# MATERIAL FOR THIS EXERCISE
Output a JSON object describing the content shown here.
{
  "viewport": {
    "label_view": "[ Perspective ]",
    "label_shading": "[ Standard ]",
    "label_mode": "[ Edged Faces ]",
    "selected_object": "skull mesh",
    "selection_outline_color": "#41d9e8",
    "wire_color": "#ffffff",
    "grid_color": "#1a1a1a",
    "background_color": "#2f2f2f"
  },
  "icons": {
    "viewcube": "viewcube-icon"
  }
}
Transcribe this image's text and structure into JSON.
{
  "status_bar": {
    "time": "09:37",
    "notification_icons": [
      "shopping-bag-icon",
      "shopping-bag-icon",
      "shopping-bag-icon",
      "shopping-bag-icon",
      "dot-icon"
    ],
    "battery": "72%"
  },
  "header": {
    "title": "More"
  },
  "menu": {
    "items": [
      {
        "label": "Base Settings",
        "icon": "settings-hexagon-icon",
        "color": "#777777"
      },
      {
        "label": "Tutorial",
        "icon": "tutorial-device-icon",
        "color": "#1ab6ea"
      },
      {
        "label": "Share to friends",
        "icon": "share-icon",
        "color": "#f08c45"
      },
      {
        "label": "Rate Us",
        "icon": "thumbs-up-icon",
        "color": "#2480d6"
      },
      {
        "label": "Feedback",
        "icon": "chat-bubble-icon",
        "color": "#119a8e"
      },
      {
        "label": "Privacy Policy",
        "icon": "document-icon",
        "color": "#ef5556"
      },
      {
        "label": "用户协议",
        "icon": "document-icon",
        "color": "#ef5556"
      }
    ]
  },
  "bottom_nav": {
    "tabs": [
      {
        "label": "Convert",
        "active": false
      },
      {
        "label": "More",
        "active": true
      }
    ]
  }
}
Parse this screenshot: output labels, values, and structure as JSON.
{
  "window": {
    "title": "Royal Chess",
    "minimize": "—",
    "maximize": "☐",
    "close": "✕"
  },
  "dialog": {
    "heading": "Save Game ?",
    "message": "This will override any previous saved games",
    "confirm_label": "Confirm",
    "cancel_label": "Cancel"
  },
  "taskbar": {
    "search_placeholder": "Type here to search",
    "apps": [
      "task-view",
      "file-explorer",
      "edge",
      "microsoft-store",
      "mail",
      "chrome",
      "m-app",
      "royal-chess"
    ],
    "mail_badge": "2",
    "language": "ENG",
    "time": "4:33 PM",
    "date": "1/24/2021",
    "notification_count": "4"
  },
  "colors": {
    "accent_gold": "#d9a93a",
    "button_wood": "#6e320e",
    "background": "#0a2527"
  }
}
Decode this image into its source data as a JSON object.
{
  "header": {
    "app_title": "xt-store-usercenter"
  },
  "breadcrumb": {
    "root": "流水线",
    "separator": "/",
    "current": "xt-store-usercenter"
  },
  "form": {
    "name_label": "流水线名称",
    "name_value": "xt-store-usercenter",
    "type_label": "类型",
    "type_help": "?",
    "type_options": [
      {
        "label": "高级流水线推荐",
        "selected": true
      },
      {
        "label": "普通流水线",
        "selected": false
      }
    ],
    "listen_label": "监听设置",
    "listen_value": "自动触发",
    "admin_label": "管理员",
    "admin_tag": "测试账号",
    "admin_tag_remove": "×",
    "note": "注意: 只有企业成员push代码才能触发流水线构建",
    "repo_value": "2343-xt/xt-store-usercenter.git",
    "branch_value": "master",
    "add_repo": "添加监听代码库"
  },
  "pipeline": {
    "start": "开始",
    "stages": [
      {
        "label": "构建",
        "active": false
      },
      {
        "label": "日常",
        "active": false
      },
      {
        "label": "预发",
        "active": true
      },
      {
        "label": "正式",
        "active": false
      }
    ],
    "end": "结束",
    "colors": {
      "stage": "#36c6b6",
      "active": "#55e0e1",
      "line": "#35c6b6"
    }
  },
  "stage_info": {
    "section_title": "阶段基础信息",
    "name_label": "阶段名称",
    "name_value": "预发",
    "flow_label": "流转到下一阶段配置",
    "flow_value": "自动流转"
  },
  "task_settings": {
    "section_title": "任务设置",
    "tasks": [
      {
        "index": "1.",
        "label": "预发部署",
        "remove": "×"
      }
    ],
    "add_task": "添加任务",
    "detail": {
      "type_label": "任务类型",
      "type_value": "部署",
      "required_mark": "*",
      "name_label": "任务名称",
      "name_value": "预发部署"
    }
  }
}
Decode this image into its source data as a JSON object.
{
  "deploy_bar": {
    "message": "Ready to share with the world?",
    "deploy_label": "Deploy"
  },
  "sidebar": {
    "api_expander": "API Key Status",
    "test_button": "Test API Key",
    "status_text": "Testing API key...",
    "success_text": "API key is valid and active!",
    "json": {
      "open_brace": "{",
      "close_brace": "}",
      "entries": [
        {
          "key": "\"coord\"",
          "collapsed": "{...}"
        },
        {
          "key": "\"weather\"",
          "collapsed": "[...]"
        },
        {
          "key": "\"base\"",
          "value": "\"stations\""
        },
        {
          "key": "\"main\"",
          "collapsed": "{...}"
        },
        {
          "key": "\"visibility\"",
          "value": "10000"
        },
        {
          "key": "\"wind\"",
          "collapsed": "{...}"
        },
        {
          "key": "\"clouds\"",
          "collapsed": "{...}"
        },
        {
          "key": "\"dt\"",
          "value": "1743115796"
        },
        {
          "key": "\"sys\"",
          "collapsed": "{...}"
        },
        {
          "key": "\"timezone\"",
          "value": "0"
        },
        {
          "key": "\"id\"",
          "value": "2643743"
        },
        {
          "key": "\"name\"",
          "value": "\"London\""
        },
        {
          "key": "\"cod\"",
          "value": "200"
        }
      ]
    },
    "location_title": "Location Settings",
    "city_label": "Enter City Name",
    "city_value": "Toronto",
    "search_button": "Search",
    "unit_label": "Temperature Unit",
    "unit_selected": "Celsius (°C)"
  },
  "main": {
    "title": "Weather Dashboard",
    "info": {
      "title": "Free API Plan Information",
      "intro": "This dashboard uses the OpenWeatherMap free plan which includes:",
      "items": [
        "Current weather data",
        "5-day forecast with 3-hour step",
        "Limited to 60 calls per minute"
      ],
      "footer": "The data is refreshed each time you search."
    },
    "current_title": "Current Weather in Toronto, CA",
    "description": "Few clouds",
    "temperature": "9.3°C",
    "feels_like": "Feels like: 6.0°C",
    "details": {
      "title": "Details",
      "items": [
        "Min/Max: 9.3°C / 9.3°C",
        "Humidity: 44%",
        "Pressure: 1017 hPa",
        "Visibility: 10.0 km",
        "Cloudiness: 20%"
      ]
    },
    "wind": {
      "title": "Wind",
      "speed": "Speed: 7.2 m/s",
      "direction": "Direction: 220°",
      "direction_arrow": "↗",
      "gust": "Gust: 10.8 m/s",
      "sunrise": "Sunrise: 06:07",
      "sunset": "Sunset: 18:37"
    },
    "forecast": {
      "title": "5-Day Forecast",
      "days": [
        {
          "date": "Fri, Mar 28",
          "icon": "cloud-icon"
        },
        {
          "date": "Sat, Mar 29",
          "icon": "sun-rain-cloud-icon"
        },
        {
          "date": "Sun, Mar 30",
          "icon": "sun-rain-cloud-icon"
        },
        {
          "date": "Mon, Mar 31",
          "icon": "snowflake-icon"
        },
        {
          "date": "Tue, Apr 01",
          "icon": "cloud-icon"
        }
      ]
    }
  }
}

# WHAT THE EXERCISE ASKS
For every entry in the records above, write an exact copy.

# ANSWER TO THE EXERCISE
Output a JSON object describing the content shown here.
{
  "viewport": {
    "label_view": "[ Perspective ]",
    "label_shading": "[ Standard ]",
    "label_mode": "[ Edged Faces ]",
    "selected_object": "skull mesh",
    "selection_outline_color": "#41d9e8",
    "wire_color": "#ffffff",
    "grid_color": "#1a1a1a",
    "background_color": "#2f2f2f"
  },
  "icons": {
    "viewcube": "viewcube-icon"
  }
}
Transcribe this image's text and structure into JSON.
{
  "status_bar": {
    "time": "09:37",
    "notification_icons": [
      "shopping-bag-icon",
      "shopping-bag-icon",
      "shopping-bag-icon",
      "shopping-bag-icon",
      "dot-icon"
    ],
    "battery": "72%"
  },
  "header": {
    "title": "More"
  },
  "menu": {
    "items": [
      {
        "label": "Base Settings",
        "icon": "settings-hexagon-icon",
        "color": "#777777"
      },
      {
        "label": "Tutorial",
        "icon": "tutorial-device-icon",
        "color": "#1ab6ea"
      },
      {
        "label": "Share to friends",
        "icon": "share-icon",
        "color": "#f08c45"
      },
      {
        "label": "Rate Us",
        "icon": "thumbs-up-icon",
        "color": "#2480d6"
      },
      {
        "label": "Feedback",
        "icon": "chat-bubble-icon",
        "color": "#119a8e"
      },
      {
        "label": "Privacy Policy",
        "icon": "document-icon",
        "color": "#ef5556"
      },
      {
        "label": "用户协议",
        "icon": "document-icon",
        "color": "#ef5556"
      }
    ]
  },
  "bottom_nav": {
    "tabs": [
      {
        "label": "Convert",
        "active": false
      },
      {
        "label": "More",
        "active": true
      }
    ]
  }
}
Parse this screenshot: output labels, values, and structure as JSON.
{
  "window": {
    "title": "Royal Chess",
    "minimize": "—",
    "maximize": "☐",
    "close": "✕"
  },
  "dialog": {
    "heading": "Save Game ?",
    "message": "This will override any previous saved games",
    "confirm_label": "Confirm",
    "cancel_label": "Cancel"
  },
  "taskbar": {
    "search_placeholder": "Type here to search",
    "apps": [
      "task-view",
      "file-explorer",
      "edge",
      "microsoft-store",
      "mail",
      "chrome",
      "m-app",
      "royal-chess"
    ],
    "mail_badge": "2",
    "language": "ENG",
    "time": "4:33 PM",
    "date": "1/24/2021",
    "notification_count": "4"
  },
  "colors": {
    "accent_gold": "#d9a93a",
    "button_wood": "#6e320e",
    "background": "#0a2527"
  }
}
Decode this image into its source data as a JSON object.
{
  "header": {
    "app_title": "xt-store-usercenter"
  },
  "breadcrumb": {
    "root": "流水线",
    "separator": "/",
    "current": "xt-store-usercenter"
  },
  "form": {
    "name_label": "流水线名称",
    "name_value": "xt-store-usercenter",
    "type_label": "类型",
    "type_help": "?",
    "type_options": [
      {
        "label": "高级流水线推荐",
        "selected": true
      },
      {
        "label": "普通流水线",
        "selected": false
      }
    ],
    "listen_label": "监听设置",
    "listen_value": "自动触发",
    "admin_label": "管理员",
    "admin_tag": "测试账号",
    "admin_tag_remove": "×",
    "note": "注意: 只有企业成员push代码才能触发流水线构建",
    "repo_value": "2343-xt/xt-store-usercenter.git",
    "branch_value": "master",
    "add_repo": "添加监听代码库"
  },
  "pipeline": {
    "start": "开始",
    "stages": [
      {
        "label": "构建",
        "active": false
      },
      {
        "label": "日常",
        "active": false
      },
      {
        "label": "预发",
        "active": true
      },
      {
        "label": "正式",
        "active": false
      }
    ],
    "end": "结束",
    "colors": {
      "stage": "#36c6b6",
      "active": "#55e0e1",
      "line": "#35c6b6"
    }
  },
  "stage_info": {
    "section_title": "阶段基础信息",
    "name_label": "阶段名称",
    "name_value": "预发",
    "flow_label": "流转到下一阶段配置",
    "flow_value": "自动流转"
  },
  "task_settings": {
    "section_title": "任务设置",
    "tasks": [
      {
        "index": "1.",
        "label": "预发部署",
        "remove": "×"
      }
    ],
    "add_task": "添加任务",
    "detail": {
      "type_label": "任务类型",
      "type_value": "部署",
      "required_mark": "*",
      "name_label": "任务名称",
      "name_value": "预发部署"
    }
  }
}
Decode this image into its source data as a JSON object.
{
  "deploy_bar": {
    "message": "Ready to share with the world?",
    "deploy_label": "Deploy"
  },
  "sidebar": {
    "api_expander": "API Key Status",
    "test_button": "Test API Key",
    "status_text": "Testing API key...",
    "success_text": "API key is valid and active!",
    "json": {
      "open_brace": "{",
      "close_brace": "}",
      "entries": [
        {
          "key": "\"coord\"",
          "collapsed": "{...}"
        },
        {
          "key": "\"weather\"",
          "collapsed": "[...]"
        },
        {
          "key": "\"base\"",
          "value": "\"stations\""
        },
        {
          "key": "\"main\"",
          "collapsed": "{...}"
        },
        {
          "key": "\"visibility\"",
          "value": "10000"
        },
        {
          "key": "\"wind\"",
          "collapsed": "{...}"
        },
        {
          "key": "\"clouds\"",
          "collapsed": "{...}"
        },
        {
          "key": "\"dt\"",
          "value": "1743115796"
        },
        {
          "key": "\"sys\"",
          "collapsed": "{...}"
        },
        {
          "key": "\"timezone\"",
          "value": "0"
        },
        {
          "key": "\"id\"",
          "value": "2643743"
        },
        {
          "key": "\"name\"",
          "value": "\"London\""
        },
        {
          "key": "\"cod\"",
          "value": "200"
        }
      ]
    },
    "location_title": "Location Settings",
    "city_label": "Enter City Name",
    "city_value": "Toronto",
    "search_button": "Search",
    "unit_label": "Temperature Unit",
    "unit_selected": "Celsius (°C)"
  },
  "main": {
    "title": "Weather Dashboard",
    "info": {
      "title": "Free API Plan Information",
      "intro": "This dashboard uses the OpenWeatherMap free plan which includes:",
      "items": [
        "Current weather data",
        "5-day forecast with 3-hour step",
        "Limited to 60 calls per minute"
      ],
      "footer": "The data is refreshed each time you search."
    },
    "current_title": "Current Weather in Toronto, CA",
    "description": "Few clouds",
    "temperature": "9.3°C",
    "feels_like": "Feels like: 6.0°C",
    "details": {
      "title": "Details",
      "items": [
        "Min/Max: 9.3°C / 9.3°C",
        "Humidity: 44%",
        "Pressure: 1017 hPa",
        "Visibility: 10.0 km",
        "Cloudiness: 20%"
      ]
    },
    "wind": {
      "title": "Wind",
      "speed": "Speed: 7.2 m/s",
      "direction": "Direction: 220°",
      "direction_arrow": "↗",
      "gust": "Gust: 10.8 m/s",
      "sunrise": "Sunrise: 06:07",
      "sunset": "Sunset: 18:37"
    },
    "forecast": {
      "title": "5-Day Forecast",
      "days": [
        {
          "date": "Fri, Mar 28",
          "icon": "cloud-icon"
        },
        {
          "date": "Sat, Mar 29",
          "icon": "sun-rain-cloud-icon"
        },
        {
          "date": "Sun, Mar 30",
          "icon": "sun-rain-cloud-icon"
        },
        {
          "date": "Mon, Mar 31",
          "icon": "snowflake-icon"
        },
        {
          "date": "Tue, Apr 01",
          "icon": "cloud-icon"
        }
      ]
    }
  }
}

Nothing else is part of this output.